Task brief: Look through the lines below and copy each one that includes "source".
* * *
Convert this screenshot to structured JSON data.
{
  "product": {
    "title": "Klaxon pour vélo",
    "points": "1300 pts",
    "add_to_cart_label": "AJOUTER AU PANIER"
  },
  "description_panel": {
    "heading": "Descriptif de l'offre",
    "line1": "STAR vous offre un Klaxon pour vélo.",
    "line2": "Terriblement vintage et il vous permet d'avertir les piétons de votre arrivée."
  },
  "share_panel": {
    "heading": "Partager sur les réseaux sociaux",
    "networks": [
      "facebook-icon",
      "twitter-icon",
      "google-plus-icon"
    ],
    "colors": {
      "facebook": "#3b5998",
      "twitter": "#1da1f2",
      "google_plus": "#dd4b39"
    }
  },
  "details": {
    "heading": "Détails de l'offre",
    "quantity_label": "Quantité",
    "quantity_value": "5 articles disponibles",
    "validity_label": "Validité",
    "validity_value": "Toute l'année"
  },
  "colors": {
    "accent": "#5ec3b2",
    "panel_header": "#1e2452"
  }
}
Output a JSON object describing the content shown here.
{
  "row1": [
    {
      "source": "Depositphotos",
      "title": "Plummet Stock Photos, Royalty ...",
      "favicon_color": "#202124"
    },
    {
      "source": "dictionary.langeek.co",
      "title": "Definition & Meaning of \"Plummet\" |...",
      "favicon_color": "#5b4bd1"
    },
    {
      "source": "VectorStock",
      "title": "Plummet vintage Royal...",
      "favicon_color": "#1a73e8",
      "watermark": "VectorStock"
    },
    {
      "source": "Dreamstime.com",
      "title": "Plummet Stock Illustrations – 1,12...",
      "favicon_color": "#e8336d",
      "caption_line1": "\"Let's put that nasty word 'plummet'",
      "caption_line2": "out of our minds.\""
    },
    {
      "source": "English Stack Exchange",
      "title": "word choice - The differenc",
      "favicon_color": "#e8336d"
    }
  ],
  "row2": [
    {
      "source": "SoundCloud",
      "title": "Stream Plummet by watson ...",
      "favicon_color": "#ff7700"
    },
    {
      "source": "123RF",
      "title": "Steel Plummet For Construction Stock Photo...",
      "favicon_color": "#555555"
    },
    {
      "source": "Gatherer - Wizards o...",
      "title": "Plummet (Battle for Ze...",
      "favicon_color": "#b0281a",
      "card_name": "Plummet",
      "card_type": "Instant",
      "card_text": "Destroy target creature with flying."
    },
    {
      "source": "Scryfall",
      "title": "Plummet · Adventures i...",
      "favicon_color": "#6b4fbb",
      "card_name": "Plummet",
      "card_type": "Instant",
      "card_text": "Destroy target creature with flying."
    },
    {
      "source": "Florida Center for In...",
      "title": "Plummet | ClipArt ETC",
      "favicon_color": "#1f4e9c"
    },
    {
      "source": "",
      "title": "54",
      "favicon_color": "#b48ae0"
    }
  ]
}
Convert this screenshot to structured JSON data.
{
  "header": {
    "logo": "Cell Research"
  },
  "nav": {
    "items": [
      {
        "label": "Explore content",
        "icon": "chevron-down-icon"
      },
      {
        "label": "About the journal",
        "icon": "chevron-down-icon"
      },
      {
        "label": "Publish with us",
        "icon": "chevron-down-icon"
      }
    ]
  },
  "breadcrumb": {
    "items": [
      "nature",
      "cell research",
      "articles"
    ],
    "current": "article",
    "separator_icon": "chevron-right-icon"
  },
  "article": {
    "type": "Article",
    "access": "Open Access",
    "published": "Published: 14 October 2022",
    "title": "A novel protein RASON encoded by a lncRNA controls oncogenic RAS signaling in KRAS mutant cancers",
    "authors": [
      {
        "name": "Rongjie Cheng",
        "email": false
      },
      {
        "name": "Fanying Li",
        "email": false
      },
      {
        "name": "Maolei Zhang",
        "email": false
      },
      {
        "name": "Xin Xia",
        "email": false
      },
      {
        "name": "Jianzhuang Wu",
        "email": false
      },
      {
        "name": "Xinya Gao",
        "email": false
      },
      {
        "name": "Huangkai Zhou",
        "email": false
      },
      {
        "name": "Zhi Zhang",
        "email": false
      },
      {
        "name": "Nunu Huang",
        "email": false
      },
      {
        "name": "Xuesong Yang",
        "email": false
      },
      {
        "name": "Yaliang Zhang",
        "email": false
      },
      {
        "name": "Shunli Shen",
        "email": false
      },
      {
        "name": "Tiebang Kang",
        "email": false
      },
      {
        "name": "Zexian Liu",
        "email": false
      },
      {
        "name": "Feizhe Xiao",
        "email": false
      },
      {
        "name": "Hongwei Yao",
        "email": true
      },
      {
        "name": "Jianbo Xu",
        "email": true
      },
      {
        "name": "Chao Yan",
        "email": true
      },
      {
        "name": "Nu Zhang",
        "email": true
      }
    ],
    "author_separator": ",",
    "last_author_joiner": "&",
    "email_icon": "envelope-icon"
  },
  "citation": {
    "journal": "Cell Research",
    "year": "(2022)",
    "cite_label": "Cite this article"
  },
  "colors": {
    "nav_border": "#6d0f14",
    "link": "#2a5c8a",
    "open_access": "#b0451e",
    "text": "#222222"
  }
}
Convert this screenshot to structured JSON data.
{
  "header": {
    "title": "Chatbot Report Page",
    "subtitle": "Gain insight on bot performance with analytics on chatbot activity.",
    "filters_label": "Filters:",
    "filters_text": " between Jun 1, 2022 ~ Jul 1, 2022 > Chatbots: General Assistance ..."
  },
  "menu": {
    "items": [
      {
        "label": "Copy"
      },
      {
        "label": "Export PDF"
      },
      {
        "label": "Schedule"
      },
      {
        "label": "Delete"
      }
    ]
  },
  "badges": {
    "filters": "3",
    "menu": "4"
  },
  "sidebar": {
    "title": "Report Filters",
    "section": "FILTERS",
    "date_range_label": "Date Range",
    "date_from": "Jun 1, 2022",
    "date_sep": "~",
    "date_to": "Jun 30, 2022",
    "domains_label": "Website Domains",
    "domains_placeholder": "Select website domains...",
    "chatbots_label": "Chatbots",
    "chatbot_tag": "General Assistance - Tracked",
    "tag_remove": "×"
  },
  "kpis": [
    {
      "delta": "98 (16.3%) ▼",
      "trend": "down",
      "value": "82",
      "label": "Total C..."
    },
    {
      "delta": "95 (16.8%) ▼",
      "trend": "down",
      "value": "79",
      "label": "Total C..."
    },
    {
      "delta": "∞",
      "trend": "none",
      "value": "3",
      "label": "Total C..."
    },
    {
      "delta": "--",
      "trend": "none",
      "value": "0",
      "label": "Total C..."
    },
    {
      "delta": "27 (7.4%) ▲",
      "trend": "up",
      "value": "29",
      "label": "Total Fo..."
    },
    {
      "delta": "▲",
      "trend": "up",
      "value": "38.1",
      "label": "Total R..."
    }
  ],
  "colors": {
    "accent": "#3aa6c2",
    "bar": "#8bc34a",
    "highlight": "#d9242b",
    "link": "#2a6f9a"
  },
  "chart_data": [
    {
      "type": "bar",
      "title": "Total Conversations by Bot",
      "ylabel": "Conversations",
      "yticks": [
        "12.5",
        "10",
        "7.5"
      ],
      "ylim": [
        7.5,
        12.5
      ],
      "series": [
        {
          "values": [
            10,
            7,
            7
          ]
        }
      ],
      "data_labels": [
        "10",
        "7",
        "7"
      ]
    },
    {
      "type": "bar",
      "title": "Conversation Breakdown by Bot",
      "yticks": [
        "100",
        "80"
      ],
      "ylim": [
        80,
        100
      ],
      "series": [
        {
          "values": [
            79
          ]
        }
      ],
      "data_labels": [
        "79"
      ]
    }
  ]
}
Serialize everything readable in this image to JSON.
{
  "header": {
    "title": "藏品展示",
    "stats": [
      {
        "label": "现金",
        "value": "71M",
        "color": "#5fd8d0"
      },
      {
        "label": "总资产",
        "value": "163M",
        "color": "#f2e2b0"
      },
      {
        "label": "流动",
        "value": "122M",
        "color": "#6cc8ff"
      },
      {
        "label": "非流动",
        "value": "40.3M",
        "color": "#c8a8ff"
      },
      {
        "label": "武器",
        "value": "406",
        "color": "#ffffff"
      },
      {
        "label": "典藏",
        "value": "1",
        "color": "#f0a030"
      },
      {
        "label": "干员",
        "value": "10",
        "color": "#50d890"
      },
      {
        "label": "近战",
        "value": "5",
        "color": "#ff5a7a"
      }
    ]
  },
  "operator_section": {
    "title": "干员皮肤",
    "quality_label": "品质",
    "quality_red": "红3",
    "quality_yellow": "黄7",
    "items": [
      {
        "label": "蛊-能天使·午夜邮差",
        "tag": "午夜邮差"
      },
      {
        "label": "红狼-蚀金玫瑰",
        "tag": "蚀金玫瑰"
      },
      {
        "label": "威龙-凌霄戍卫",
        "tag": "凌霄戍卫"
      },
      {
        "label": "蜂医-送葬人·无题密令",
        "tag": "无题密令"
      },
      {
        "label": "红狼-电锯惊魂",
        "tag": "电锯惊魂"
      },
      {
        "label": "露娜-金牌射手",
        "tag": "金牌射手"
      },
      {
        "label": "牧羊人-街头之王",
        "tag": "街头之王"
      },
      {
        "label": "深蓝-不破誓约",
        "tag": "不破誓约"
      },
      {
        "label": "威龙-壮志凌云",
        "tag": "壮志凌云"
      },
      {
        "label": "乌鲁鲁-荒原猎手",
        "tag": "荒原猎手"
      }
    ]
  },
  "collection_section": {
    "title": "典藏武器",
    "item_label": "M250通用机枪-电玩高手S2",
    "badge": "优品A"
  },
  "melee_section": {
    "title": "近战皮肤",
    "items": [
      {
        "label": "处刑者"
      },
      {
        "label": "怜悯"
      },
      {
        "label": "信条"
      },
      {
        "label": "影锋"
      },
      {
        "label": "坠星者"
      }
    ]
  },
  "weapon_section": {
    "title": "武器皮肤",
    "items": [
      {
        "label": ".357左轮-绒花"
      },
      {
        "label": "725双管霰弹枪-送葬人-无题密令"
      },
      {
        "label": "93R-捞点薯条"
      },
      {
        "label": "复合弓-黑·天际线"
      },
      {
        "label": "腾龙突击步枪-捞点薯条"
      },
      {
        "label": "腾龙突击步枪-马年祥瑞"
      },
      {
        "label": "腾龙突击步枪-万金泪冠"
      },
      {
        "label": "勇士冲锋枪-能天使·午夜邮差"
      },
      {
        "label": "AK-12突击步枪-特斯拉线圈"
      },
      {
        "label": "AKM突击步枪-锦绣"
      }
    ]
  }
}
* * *
Your solution:
      "source": "Depositphotos",
      "source": "dictionary.langeek.co",
      "source": "VectorStock",
      "source": "Dreamstime.com",
      "source": "English Stack Exchange",
      "source": "SoundCloud",
      "source": "123RF",
      "source": "Gatherer - Wizards o...",
      "source": "Scryfall",
      "source": "Florida Center for In...",
      "source": "",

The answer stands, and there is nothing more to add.